“The major lacuna emanating from the lack of basic understanding of exactly how the personal data reaches the virtual space, how it can be potentially misused, and what are the means by which such data sharing can be regulated at the end of the consumers. Most importantly, what recourse to adopt in the event of involuntary data breach. While companies require DPOs, the knowledge base currently available does not provide efficient training to prepare for the same,” says Ekta Rai, Advocate, Delhi High Court.
Rai suggests that in order to make professionals job ready for DPOs, they ought to be trained in the space of the basic technical know-how of the virtual data sphere, primarily the difference between personal, sensitive data and publicly available data as well as the legal provisions which regulate data sharing. “While it seems fairly simple, the actual education of the same will require making available good literature and effective training on the topic for the young professionals to understand and successfully execute the role of a DPO,” says Rai.
While Indian organizations usually assign multiple data and cyber responsibilities to their existing personnel, the expanded compliance requirements under the new law now demands having dedicated individuals who can handle the roles such as that of a DPO. “These professionals must possess in-depth knowledge of the new legal requirements and shall have the expertise to address the queries of individuals regarding their personal data. These professionals are expected to play a vital role in making the new Indian data law a success. Summarily speaking, a further substantial increase in demand for such professionals is anticipated in India now,” says Chakraborty.
The DPDP Act, 2023 requires entities to appoint a point of contact responsible to answer questions raised by individuals with regard to personal data processing. However, certain entities classified as Significant Data Fiduciaries are required to appoint a ‘Data Protection Officer’. Such officers must be resident in India, report to the Board of Directors (or equivalent body) and be the point of contact for grievance redressal. The details of such officers must also be specified in notices and consent requests.

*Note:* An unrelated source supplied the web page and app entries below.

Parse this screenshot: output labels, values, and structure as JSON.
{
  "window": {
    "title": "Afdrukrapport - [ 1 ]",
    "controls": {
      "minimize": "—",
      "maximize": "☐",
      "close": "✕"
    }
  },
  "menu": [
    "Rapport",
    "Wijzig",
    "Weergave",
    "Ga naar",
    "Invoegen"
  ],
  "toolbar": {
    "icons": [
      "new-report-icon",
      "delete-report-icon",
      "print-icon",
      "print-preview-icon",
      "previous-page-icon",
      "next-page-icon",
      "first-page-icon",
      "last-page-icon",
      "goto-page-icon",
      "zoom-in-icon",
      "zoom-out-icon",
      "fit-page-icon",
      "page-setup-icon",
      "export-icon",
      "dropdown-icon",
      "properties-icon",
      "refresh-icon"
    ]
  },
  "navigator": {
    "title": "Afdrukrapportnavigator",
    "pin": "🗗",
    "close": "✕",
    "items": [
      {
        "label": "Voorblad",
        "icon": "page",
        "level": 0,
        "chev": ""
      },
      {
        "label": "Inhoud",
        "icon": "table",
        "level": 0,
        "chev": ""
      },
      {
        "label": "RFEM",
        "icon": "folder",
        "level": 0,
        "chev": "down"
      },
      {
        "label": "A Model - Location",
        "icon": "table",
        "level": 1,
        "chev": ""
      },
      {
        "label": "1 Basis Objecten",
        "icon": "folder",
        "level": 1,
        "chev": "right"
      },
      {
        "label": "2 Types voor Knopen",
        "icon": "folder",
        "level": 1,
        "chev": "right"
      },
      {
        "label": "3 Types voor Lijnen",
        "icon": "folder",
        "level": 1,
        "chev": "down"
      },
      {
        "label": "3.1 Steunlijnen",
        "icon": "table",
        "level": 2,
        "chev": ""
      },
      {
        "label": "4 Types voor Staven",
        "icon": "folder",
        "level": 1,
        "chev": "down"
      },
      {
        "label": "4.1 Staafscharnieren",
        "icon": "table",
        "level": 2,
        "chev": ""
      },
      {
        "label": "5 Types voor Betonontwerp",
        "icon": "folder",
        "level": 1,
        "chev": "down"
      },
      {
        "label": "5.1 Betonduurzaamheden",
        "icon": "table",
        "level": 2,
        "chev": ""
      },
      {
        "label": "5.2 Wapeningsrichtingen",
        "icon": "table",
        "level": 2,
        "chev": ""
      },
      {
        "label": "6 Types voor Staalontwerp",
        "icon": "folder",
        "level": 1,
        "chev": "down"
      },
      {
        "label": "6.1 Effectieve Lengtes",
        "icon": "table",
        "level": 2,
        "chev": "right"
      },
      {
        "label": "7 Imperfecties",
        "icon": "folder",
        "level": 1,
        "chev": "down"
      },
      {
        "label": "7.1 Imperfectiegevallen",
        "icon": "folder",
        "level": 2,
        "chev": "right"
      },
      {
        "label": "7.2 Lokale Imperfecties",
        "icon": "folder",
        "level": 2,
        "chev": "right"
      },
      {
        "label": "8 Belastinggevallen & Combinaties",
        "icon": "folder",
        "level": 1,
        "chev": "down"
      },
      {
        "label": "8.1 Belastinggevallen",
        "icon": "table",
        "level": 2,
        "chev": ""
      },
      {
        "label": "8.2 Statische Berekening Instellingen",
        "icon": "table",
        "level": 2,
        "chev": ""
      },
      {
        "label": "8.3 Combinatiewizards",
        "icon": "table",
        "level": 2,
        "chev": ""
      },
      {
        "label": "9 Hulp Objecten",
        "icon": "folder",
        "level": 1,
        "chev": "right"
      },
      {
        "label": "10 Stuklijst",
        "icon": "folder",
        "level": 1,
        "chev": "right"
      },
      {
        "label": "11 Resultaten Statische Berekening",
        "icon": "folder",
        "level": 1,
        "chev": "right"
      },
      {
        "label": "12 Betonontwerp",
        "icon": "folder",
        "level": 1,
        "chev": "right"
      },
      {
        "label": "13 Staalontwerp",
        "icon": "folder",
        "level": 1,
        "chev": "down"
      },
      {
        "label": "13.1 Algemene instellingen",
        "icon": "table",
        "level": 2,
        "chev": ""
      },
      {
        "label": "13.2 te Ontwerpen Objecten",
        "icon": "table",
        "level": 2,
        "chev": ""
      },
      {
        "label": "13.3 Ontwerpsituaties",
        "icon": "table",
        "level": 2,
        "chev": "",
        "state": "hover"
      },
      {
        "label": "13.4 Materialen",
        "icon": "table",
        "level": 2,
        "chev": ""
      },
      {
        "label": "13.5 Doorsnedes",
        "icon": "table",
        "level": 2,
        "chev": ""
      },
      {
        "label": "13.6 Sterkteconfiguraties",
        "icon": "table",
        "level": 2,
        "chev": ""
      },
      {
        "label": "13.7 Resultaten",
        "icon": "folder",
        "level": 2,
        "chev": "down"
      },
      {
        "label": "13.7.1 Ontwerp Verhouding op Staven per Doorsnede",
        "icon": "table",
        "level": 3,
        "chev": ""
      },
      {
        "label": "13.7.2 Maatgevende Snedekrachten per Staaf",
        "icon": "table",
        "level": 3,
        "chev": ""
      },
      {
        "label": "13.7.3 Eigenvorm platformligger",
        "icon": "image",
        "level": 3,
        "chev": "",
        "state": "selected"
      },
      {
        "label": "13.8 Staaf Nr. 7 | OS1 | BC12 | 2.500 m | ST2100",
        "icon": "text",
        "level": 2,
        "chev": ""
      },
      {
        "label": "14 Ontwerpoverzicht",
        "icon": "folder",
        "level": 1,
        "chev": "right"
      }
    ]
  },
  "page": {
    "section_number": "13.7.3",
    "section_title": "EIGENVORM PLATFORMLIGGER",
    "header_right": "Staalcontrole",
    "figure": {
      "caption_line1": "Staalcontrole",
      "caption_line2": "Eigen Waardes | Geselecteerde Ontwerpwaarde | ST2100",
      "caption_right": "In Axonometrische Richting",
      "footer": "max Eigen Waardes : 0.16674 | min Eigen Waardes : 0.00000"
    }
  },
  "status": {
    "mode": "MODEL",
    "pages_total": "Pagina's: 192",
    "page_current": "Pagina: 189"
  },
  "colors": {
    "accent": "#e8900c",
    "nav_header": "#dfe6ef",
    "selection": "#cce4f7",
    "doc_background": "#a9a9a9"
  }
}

“While qualification or appointment details of these Data Protection Officers is not specified in the Act (and remains unclear if it may be specified in the rules), such officers must be equipped to handle compliance and requests from users, stakeholders and legal authorities. This may include a wide variety of responsibilities such as handling data subject rights, ensuring compliance throughout the data life cycle, overseeing technical and organizational measures (including reporting structures) implemented, reporting compliance to key personnel (or Board), periodically reviewing data in/out flows, supervising data protection impact assessments, data audits, apart from handling law enforcement requests,” says Prashant Phillips, Executive Partner, Lakshmikumaran and Sridharan.